Ruby Wax has urged chancellor George Osborne to plough more money into mental health services – warning that she fears for young people's futures.
The US-born comedian and writer, who has spoken openly about her own experiences of depression, told BuzzFeed News it was "unbelievable" that mental and physical conditions were still not being treated equally.
She is backing the cross-party Equality for Mental Health campaign which is demanding more investment in mental health services ahead of Osborne's spending review on 25 November.
Wax said: "It’s unbelievable that it’s 2015 and there isn’t parity between mental and physical health. They [the government] don’t comprehend that mental illness is a physical problem – it just happens to be your brain which is another organ.
"Mental illness is a brain disease. The brain influences every part of your body. If you take your brain away or bits of the brain, you’re no longer you. Unless they put money in to figure out what this disease is about, nothing will change."
According to the campaign, 75% of children and young people who experience a mental health problem don't get access to any treatment.
Wax said: "It just doesn't make sense. The brain contributes to most physical diseases. I’m not even starting on criminality, drug abuse, family violence."
Recent research by Manchester University also showed that suicides by mental health patients in Britain reached a 10-year high in 2013.
Asked whether she feared more suicides as a result of spending cuts, Wax said: "If nobody gets any help and there’s still so much shame attached because of the stigma, imagine what's going to happen to the next generation, imagine it.
"Watch what happens. They say that by 2020 it's going to be this kind of thing that has the highest mortality rate."
Wax said she had personally benefited from "medication and mindfulness" but conceded that most people would not be "lucky enough" to have access to a specialist like she did. Her message to the government? "If they deal with this, everything else will fall into place."

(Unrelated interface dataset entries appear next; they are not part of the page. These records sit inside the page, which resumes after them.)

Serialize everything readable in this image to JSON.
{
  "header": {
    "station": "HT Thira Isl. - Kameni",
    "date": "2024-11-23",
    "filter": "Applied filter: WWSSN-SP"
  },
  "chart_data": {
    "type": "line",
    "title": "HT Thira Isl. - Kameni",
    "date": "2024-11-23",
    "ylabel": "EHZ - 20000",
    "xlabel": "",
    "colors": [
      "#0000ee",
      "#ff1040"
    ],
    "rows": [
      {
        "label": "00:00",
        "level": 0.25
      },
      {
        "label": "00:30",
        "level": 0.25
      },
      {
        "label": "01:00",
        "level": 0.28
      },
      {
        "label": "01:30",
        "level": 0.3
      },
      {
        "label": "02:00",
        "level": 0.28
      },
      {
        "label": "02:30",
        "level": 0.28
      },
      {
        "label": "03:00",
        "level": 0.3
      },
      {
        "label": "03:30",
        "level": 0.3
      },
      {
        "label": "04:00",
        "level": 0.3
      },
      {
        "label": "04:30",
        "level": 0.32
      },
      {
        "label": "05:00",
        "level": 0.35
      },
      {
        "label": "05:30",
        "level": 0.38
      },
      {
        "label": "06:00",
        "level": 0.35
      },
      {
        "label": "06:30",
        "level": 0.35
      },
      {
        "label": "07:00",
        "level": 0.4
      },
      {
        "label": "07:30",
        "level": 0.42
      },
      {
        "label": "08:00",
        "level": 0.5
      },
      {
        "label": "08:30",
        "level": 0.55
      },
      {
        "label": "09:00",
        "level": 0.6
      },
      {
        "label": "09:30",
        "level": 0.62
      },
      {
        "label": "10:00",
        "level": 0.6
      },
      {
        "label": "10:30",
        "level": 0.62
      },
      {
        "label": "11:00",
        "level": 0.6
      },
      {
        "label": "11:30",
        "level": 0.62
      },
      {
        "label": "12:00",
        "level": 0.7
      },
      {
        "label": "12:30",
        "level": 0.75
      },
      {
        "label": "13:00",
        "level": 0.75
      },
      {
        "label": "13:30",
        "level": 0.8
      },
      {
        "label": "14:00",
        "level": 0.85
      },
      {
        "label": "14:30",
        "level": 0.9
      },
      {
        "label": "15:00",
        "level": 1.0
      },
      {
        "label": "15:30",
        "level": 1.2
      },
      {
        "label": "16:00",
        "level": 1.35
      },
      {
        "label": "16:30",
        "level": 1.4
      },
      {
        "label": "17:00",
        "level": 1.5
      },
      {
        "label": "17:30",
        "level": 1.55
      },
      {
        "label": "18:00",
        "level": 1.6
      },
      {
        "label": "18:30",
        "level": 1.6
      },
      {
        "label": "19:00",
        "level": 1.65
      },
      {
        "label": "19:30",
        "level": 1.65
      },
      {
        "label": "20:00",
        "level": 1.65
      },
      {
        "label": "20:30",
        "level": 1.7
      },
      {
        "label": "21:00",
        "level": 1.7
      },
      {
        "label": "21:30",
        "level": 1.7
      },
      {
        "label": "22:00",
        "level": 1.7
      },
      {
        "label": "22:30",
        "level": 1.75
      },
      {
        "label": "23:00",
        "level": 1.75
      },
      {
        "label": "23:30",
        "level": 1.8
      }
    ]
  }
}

The cross-party campaign – also supported by film director Danny Boyle, screenwriter Richard Curtis, and Crystal Palace FC manager Alan Pardew – calls on ministers to increase investment in mental health services to help reduce suffering.
It was launched by Liberal Democrat ex-minister Norman Lamb, Tory MP Andrew Mitchell, and mental health campaigner Alastair Campbell. Around 1 in 4 people will experience a mental health problem in the course of a year, with depression and anxiety the most common conditions.
Lamb told BuzzFeed News: "The death toll from our failure as a society to support people with mental ill health is frightening and disgraceful. The idea there are still people who unnecessarily lose their lives is a stain on our society, really, and again makes the very powerful moral case for taking action."
Lamb said he was "massively worried" about the future of NHS mental health services. "This spending review is critical – it determines spending for the next four years from next April," he said.
"The NHS is under enormous pressure and if we don’t get this extra investment for mental health then actually we’ll slip back because the way the system works, you’ve got this complete inequality."
He said ministers "obsessed" so much over targets for A&E and cancer treatment that "in very tough financial circumstances, something else has to give so they trim a bit off mental health round the country".
"If we don’t get this money for mental health now, it will get worse," Lamb added. "It’s a crunch moment. It’s a family with a teenager with an eating disorder who is left waiting interminably to get access to treatment because there aren’t enough specialists available.
"It’s someone in a moment of mental health crisis who doesn’t get access to support immediately when they need it. Overwhelmingly it's about not getting access to treatment quickly and it will get worse. It costs the economy up to £100 billion a year. It’s economically stupid and morally wrong."
Lamb also has personal experience of mental health problems. His oldest son, Archie, now 27, was diagnosed with obsessive compulsive disorder at the age of 16.
"OCD can be a massive disabling condition if it’s not treated," Lamb said. "There were times when he found it difficult to walk down the street, difficulty leaving the house. It has a massive, massive impact on your wellbeing and it has an impact on the whole family.
"There were times we pretty much gave up on the NHS because of the time he had to wait for treatment. So my personal experience makes me driven to making sure that other families don’t go through the same nightmare and get access to treatment."
Campbell, an ambassador for anti-stigma campaign Time to Change, told BuzzFeed News: "I think this is an issue whose time really has come. I think people really understand that mental health is not treated as fairly as physical health and it's got to change.
"We're definitely winning the battle over the media's coverage of the issues, which has improved in recent years. We're getting more and more people who are willing to be open. My worry is that as we win the battle for greater understanding, that will lead to more demand for mental health services. That's why the government and the health service really has to step up.
"Everyone accepts there's a lot of pressure on money. But if you invest properly in mental health now, it will save so much money on social care, welfare and the criminal justice system." Is he confident the campaign can win extra funding? "Even with this lot I think we can."
Health secretary Jeremy Hunt said: "We fully welcome this campaign and the attention it brings to an area in which we have invested more money than ever before."